DATA TO USE:
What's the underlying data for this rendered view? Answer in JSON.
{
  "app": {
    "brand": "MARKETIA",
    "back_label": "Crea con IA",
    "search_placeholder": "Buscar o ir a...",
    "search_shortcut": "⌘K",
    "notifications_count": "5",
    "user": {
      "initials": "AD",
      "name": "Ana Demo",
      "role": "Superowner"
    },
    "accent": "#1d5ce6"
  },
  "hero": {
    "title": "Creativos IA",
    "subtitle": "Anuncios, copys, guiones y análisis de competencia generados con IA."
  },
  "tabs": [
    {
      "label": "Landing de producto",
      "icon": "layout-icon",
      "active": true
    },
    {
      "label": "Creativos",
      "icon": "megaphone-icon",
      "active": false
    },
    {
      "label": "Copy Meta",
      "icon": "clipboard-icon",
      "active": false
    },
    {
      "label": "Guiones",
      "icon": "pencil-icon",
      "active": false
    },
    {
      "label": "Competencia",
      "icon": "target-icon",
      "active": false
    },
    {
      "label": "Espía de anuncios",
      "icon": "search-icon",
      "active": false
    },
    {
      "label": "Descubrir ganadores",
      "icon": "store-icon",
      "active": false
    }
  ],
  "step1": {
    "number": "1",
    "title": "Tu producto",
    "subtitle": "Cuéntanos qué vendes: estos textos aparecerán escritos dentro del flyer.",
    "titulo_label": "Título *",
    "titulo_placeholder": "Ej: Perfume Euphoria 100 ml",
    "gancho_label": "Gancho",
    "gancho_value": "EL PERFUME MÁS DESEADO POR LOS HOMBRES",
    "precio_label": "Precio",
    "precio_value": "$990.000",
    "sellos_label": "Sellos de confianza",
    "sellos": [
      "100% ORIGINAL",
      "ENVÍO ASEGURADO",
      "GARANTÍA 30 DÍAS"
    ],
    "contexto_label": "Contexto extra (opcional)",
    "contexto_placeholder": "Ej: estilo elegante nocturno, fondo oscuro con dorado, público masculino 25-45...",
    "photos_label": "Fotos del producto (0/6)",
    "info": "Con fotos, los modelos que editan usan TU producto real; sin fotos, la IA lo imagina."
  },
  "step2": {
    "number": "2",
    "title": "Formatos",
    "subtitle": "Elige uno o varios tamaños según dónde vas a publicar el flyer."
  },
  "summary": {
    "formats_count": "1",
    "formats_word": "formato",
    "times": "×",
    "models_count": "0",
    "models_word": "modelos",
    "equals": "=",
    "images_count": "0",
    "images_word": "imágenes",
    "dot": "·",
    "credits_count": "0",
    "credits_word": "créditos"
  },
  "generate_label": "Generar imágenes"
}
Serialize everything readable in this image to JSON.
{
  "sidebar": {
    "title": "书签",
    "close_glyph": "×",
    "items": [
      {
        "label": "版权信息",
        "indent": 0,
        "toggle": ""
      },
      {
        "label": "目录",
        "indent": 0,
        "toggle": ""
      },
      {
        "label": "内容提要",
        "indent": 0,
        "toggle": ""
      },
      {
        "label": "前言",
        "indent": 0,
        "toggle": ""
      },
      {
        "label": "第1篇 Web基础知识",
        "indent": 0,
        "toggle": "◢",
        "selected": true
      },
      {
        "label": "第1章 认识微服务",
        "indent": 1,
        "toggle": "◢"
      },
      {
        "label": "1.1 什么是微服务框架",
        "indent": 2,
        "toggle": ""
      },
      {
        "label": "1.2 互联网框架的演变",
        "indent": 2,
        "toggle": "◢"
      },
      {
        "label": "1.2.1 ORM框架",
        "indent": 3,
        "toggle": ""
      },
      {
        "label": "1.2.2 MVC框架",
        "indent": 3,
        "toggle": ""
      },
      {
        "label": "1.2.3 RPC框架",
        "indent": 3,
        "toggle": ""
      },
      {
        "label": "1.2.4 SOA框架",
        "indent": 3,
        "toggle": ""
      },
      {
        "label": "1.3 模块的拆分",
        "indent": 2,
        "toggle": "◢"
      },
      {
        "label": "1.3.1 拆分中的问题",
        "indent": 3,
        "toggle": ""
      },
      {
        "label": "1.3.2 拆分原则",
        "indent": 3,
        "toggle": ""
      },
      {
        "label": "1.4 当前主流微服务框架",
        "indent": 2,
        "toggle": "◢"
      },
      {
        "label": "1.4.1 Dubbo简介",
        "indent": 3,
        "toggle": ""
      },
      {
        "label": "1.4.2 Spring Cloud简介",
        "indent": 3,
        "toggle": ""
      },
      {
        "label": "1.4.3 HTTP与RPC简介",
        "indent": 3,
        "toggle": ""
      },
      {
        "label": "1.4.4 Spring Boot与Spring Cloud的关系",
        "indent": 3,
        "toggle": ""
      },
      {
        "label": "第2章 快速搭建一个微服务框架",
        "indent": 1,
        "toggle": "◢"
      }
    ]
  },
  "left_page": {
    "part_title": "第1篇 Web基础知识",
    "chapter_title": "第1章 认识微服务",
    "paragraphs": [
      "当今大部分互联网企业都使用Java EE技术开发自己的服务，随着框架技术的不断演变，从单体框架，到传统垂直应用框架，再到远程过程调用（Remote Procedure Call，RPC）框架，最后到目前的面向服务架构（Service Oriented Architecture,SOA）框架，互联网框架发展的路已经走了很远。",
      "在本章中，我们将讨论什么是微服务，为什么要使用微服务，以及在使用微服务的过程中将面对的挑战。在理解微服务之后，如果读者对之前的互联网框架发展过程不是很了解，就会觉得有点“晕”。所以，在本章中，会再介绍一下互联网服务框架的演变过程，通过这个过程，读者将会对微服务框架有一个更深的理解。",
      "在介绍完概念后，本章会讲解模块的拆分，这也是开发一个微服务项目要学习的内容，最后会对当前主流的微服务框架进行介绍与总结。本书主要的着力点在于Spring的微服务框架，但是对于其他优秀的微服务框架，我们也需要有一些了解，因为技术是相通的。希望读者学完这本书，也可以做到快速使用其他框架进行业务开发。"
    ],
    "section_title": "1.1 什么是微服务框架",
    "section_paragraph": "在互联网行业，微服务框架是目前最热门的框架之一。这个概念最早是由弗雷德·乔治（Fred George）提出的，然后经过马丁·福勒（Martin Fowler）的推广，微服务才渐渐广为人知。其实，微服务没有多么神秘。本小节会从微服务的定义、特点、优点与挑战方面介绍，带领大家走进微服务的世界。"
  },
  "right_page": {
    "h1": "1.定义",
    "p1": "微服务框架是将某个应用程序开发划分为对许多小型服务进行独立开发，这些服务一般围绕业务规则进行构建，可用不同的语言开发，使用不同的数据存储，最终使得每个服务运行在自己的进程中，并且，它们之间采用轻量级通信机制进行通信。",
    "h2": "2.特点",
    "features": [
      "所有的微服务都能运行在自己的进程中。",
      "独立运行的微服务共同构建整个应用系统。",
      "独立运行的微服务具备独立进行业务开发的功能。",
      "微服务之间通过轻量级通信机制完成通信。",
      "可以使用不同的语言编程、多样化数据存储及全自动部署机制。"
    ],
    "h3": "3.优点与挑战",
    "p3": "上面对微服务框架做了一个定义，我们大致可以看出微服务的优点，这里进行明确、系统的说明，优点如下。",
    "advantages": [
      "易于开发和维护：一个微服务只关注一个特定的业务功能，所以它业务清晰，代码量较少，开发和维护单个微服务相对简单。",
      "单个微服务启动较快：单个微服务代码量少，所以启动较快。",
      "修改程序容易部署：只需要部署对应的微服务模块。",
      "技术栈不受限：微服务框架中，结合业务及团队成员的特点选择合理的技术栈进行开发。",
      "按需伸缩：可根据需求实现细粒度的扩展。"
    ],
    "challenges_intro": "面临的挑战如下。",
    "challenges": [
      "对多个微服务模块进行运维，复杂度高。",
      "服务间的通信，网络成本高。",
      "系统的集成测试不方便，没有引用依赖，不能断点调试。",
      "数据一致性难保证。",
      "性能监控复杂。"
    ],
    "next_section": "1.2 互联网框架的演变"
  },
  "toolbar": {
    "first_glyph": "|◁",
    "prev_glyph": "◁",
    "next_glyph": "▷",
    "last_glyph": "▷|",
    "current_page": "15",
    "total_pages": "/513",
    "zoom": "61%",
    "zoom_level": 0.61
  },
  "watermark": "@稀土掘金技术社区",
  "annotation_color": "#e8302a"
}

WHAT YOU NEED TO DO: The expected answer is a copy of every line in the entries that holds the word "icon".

SOLUTION:
      "icon": "layout-icon",
      "icon": "megaphone-icon",
      "icon": "clipboard-icon",
      "icon": "pencil-icon",
      "icon": "target-icon",
      "icon": "search-icon",
      "icon": "store-icon",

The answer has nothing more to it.